■ About this task ■
Copy every line of the records below where the word "Three" occurs.

[Start of Attachment]

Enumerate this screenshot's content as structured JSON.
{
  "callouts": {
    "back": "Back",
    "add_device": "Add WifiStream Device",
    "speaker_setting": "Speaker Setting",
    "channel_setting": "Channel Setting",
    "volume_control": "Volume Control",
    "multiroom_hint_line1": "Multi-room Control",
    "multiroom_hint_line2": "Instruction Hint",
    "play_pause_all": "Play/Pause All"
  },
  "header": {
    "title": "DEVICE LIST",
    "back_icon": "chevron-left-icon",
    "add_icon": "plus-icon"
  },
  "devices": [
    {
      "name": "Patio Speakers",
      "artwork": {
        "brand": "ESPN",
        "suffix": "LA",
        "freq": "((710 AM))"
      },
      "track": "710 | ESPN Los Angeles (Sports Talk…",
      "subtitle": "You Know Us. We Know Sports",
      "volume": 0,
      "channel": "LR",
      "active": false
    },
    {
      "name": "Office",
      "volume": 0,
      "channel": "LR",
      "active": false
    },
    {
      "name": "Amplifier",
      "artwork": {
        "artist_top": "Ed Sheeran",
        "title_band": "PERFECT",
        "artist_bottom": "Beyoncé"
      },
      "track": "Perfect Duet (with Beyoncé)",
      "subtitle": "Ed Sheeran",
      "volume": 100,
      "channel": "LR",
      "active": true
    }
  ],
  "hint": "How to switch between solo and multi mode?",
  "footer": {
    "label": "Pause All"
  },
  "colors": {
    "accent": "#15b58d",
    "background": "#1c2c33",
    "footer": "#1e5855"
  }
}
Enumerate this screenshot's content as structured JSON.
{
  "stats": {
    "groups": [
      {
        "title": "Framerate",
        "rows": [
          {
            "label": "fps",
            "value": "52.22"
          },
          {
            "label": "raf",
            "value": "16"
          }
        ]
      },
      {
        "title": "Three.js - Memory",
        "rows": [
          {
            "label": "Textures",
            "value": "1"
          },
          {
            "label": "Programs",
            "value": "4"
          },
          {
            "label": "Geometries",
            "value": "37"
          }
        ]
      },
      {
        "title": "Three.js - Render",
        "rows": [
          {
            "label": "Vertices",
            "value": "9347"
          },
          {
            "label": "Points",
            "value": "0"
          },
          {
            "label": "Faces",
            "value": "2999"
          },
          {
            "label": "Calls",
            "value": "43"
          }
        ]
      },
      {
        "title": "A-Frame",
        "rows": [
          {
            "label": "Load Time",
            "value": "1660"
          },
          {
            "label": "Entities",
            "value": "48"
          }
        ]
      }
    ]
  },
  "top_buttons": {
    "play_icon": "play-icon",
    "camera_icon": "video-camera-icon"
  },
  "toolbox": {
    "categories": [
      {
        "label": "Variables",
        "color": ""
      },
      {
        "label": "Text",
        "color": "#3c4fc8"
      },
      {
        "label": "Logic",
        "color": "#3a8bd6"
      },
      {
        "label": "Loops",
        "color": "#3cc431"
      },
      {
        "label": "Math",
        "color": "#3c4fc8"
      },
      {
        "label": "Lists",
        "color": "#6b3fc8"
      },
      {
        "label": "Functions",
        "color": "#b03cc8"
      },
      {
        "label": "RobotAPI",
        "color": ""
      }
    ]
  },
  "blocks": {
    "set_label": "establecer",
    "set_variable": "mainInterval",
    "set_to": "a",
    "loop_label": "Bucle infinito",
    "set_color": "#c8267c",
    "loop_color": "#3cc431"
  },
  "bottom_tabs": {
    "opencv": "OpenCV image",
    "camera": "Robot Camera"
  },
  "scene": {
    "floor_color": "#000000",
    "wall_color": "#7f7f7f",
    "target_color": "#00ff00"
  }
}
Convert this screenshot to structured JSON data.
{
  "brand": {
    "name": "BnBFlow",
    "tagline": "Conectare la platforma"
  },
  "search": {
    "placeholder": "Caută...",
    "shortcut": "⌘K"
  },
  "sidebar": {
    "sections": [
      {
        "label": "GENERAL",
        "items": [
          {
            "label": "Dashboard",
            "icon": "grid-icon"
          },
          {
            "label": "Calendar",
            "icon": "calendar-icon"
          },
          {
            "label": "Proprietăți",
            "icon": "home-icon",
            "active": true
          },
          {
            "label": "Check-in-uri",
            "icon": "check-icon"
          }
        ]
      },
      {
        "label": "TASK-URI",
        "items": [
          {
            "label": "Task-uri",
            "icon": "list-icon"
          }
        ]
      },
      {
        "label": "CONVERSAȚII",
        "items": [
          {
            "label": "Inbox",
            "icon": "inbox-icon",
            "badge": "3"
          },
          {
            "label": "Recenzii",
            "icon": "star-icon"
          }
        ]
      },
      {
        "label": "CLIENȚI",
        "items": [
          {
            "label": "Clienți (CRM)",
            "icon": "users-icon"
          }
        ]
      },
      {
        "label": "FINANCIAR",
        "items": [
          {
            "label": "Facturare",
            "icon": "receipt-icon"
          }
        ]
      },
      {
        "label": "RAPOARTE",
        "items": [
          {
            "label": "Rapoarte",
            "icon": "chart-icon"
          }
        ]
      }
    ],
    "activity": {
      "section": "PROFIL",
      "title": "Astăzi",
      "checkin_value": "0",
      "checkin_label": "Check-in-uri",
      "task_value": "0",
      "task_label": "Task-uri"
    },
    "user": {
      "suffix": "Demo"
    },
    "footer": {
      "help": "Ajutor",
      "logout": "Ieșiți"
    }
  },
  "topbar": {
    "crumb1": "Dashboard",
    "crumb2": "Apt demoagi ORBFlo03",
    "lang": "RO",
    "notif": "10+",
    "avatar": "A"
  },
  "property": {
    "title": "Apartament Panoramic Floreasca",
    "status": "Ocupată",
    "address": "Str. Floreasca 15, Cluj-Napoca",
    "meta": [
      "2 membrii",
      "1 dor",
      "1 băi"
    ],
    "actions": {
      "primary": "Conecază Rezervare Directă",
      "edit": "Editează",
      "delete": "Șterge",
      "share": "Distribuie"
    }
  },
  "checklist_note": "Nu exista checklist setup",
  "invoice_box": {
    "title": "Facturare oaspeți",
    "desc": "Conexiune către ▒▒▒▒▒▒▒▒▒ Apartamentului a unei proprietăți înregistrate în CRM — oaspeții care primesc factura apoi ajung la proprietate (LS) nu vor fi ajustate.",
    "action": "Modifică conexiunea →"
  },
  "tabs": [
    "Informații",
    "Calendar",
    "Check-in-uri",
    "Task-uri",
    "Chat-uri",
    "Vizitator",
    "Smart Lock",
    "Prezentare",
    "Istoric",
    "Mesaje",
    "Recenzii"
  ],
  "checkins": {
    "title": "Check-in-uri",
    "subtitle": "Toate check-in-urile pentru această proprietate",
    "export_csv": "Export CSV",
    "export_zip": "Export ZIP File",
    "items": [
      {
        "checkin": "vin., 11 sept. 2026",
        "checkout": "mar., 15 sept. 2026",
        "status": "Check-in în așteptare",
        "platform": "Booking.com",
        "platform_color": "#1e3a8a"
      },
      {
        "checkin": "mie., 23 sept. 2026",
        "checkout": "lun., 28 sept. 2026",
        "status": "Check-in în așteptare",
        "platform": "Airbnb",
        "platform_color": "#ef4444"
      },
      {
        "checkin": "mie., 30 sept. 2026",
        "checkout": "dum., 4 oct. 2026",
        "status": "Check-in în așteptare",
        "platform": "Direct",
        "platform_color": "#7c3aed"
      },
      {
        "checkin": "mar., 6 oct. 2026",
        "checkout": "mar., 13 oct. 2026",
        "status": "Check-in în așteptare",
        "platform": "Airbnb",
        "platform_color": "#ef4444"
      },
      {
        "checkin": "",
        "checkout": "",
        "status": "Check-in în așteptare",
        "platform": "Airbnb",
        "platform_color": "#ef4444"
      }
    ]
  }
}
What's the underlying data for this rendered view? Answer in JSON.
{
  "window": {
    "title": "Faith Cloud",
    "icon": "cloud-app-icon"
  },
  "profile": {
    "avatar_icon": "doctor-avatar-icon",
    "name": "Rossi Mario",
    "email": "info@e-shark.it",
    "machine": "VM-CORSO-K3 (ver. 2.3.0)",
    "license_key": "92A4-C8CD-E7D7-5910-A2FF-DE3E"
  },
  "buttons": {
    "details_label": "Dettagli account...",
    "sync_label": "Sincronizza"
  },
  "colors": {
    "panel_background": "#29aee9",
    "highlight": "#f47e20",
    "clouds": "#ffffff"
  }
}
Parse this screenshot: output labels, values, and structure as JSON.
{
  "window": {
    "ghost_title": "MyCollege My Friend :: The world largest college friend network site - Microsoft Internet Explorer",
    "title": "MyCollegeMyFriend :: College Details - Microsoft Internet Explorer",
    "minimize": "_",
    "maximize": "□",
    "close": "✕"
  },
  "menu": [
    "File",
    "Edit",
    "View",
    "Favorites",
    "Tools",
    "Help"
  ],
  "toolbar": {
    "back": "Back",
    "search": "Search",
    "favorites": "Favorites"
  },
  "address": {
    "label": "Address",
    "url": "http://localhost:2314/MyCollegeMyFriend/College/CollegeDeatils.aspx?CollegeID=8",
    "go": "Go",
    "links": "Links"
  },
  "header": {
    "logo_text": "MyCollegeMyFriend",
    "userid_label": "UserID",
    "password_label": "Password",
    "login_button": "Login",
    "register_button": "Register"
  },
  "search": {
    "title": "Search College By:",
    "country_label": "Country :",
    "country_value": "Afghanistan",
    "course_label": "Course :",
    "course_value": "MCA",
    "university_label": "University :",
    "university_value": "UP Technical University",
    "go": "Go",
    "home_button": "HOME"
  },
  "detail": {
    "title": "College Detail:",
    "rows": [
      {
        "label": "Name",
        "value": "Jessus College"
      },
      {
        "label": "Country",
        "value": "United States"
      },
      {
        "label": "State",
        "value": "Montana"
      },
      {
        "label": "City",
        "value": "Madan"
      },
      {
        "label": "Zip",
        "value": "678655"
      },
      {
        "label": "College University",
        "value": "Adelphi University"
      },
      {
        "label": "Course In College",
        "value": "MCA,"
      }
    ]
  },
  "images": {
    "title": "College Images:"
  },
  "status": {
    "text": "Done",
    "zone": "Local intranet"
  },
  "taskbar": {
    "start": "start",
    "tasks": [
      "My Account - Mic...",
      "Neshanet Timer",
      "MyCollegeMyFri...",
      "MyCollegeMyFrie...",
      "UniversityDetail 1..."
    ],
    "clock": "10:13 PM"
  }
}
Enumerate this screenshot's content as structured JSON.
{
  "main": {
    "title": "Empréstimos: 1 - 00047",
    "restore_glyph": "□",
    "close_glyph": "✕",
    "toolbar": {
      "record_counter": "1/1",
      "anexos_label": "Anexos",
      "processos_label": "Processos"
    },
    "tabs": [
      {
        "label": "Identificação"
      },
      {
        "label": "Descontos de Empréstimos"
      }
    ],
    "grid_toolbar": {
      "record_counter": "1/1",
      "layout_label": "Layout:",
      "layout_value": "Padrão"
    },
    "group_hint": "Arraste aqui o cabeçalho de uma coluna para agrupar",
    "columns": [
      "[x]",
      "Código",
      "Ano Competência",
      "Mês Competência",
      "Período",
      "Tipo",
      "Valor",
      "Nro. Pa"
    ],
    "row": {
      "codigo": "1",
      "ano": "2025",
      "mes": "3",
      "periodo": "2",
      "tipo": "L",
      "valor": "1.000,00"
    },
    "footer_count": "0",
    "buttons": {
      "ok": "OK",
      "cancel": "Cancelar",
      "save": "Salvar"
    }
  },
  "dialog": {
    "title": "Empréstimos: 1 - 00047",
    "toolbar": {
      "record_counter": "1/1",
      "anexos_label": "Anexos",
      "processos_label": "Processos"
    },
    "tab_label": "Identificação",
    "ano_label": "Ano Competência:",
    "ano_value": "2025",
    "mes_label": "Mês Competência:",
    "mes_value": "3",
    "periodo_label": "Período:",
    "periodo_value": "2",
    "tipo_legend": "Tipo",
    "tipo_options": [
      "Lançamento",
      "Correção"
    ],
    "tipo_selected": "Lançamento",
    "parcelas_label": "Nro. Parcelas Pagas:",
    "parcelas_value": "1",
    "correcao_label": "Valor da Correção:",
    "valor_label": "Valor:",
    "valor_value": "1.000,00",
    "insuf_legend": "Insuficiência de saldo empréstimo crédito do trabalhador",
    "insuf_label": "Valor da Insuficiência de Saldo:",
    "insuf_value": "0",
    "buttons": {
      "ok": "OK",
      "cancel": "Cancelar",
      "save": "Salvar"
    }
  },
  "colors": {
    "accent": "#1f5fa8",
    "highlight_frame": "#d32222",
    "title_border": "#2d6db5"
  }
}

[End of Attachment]

■ Finished exercise ■
        "title": "Three.js - Memory",
        "title": "Three.js - Render",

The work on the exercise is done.